───── Given entries ─────
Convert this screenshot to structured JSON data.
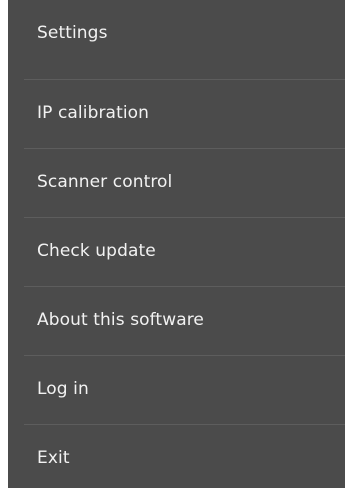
{
  "menu": {
    "items": [
      {
        "id": "settings",
        "label": "Settings"
      },
      {
        "id": "ip-calibration",
        "label": "IP calibration"
      },
      {
        "id": "scanner-control",
        "label": "Scanner control"
      },
      {
        "id": "check-update",
        "label": "Check update"
      },
      {
        "id": "about",
        "label": "About this software"
      },
      {
        "id": "log-in",
        "label": "Log in"
      },
      {
        "id": "exit",
        "label": "Exit"
      }
    ]
  },
  "colors": {
    "menu_background": "#4b4b4b",
    "text": "#f2f2f2",
    "divider": "#5d5d5d"
  }
}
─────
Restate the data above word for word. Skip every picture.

Convert this screenshot to structured JSON data.
{
  "menu": {
    "items": [
      {
        "id": "settings",
        "label": "Settings"
      },
      {
        "id": "ip-calibration",
        "label": "IP calibration"
      },
      {
        "id": "scanner-control",
        "label": "Scanner control"
      },
      {
        "id": "check-update",
        "label": "Check update"
      },
      {
        "id": "about",
        "label": "About this software"
      },
      {
        "id": "log-in",
        "label": "Log in"
      },
      {
        "id": "exit",
        "label": "Exit"
      }
    ]
  },
  "colors": {
    "menu_background": "#4b4b4b",
    "text": "#f2f2f2",
    "divider": "#5d5d5d"
  }
}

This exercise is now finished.